‘‘In Berlin you could get by speaking English but when I moved to the smaller town I had to learn to speak German — I had a lot to learn. I got good at faking understanding. I found the best way was to ask the director to show me what he meant.’’
It has also meant his children are becoming bilingual. During lockdowns they erred on the side of caution and kept their children home from kindergarten so they were exposed to more English as that is what Chambers and his wife speak to each other.
They also learn and speak German at school.
‘‘It’s great for them.’’
But the move to Detmold has proved very lucky in light of the Covid situation as the German Government has continued to fund theatres, meaning he has continued to be paid.
‘‘I used to complain about German taxes — I’ll never complain again. I’m really lucky.’’
The family bought a house there just before Covid (or Corona as they call it in Germany) hit which has been great as gave them outdoor space to play in during lockdown.
‘‘It was great timing.’’
His job has given him some great opportunities, not just performing at Landestheater but also guest appearances at other opera houses around Europe — including short-notice appearances such as performing Lyonel in Martha in Gratz.
‘‘That was a good one.’’
He was looking forward to his debut as Sou Chong in Lehar’s Das Land des Lächelns this year but that performance was put off due to Covid. Other memorable performances include as Belmonte in Mozart's Entführung in Dusseldorf and as Ferrando in Così fan tutte at the Bregenz Festival in Austria.
‘‘We had rehearsed the show and it’s ready to go — it’s so frustrating to do all the work for nothing.’’
Chambers credits his early training at the University of Otago for setting him up for these roles.
He decided to study music after getting involved in his school’s choir at Kavanagh College and then being selected for the New Zealand Youth Choir.
‘‘I never really considered it as a career option.’’
Inspiration came from other University of Otago-trained singers such as Anna Leese and his mother’s cousin, soprano Marie McLaughlin, who he got to see perform in New Zealand and at Glyndebourne, an opera house in East Sussex in England.
Once he completed his music degree at Otago he headed to the United States to study at The Boston Conservatory.
Chambers then came back to Dunedin to sing in competitions. He won New Zealand's oldest singing prize, the ODT Aria, in 2005.
He was awarded the 2009 Royal Scottish Academy of Music and Drama international scholarship where he gained his master’s degree in opera and afterwards was a resident artist there.
‘‘It was an amazing opportunity.’’
It was also at Glyndebourne, where he met his wife to be who was working in the wig department, and sang with Dame Kiri Te Kanawa.

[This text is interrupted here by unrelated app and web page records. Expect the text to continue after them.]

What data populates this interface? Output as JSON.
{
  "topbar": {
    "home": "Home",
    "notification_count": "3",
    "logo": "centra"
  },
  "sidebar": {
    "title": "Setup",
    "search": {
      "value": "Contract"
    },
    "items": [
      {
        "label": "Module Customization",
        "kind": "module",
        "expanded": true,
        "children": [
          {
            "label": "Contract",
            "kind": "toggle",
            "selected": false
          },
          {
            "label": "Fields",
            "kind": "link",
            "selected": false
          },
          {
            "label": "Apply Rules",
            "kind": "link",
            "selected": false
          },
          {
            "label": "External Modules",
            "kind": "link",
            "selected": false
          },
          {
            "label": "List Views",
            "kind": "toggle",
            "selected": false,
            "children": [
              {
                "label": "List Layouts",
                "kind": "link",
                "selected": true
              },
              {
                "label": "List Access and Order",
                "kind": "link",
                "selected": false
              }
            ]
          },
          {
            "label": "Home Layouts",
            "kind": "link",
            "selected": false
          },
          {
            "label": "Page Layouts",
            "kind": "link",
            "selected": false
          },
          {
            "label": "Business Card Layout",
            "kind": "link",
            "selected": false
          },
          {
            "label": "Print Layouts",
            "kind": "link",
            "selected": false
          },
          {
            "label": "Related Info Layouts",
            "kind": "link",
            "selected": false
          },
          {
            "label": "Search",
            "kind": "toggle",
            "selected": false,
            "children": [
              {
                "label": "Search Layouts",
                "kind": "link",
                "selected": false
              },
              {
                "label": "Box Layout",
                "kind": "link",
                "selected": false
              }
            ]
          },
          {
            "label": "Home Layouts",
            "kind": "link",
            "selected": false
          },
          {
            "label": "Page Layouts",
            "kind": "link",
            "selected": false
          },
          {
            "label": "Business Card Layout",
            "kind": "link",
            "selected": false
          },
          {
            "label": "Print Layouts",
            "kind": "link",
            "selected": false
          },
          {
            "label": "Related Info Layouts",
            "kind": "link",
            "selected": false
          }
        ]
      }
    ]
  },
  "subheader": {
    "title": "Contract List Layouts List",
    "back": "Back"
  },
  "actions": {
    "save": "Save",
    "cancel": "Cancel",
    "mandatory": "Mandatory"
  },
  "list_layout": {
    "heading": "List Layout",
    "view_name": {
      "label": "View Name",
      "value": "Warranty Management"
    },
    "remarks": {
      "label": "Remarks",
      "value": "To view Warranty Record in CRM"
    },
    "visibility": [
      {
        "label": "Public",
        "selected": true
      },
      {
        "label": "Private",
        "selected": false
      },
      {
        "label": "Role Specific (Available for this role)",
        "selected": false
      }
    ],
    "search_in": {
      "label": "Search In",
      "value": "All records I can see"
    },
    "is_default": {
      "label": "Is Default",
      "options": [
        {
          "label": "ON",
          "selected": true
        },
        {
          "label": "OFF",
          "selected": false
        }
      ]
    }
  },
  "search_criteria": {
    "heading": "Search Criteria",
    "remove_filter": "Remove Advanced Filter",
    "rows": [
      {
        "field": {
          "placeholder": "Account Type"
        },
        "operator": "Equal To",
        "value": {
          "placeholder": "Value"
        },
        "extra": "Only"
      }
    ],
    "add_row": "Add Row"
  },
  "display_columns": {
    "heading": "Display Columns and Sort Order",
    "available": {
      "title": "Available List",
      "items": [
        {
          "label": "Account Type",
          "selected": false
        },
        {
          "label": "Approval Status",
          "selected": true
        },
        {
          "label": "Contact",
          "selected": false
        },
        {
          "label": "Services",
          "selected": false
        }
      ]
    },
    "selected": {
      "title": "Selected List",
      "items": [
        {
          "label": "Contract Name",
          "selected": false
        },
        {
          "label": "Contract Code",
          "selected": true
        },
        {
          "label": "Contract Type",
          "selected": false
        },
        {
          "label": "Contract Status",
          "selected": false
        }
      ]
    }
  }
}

Dame Kiri advised him to do some more study so he went to Wales where he studied with Dennis O’Neill part-time for six months.
‘‘The Sole Mio boys were studying there at the same time.’’
He then gained a place at the Berlin Opera Studio.
‘‘It’s been a bit of a ride. I’ve been lucky to get the chance to travel.’’
While he is lucky to have a job, he admits there is some uncertainty in the industry around the impact of Covid and the lockdowns on audiences’ willingness to come out for live shows.
‘‘Things change — a lot has gone online and people aren’t as interested in live performances. But there is definitely a place for it. Nothing is more exciting than a live performance and orchestra.’’
His last ‘‘normal’’ live performance was on Halloween last year which sold out but another showing June this year with Covid restrictions was not as popular.
Yet it is not all doom and gloom as in England now that restrictions have eased there appears to be a hunger for live and cultural performances again, he says.
‘‘I’m looking forward to it bouncing back in Germany too.’’
"Opera Otago covered Stephen Chambers' financial cost of both the travel and MIQ through the contribution of a generous private donor. Opera Otago is disappointed that they have had to postpone Die Fledermaus and look forward to rescheduling in 2022."
- Opera Otago’s production of Die Fledermaus has been postponed until 2022.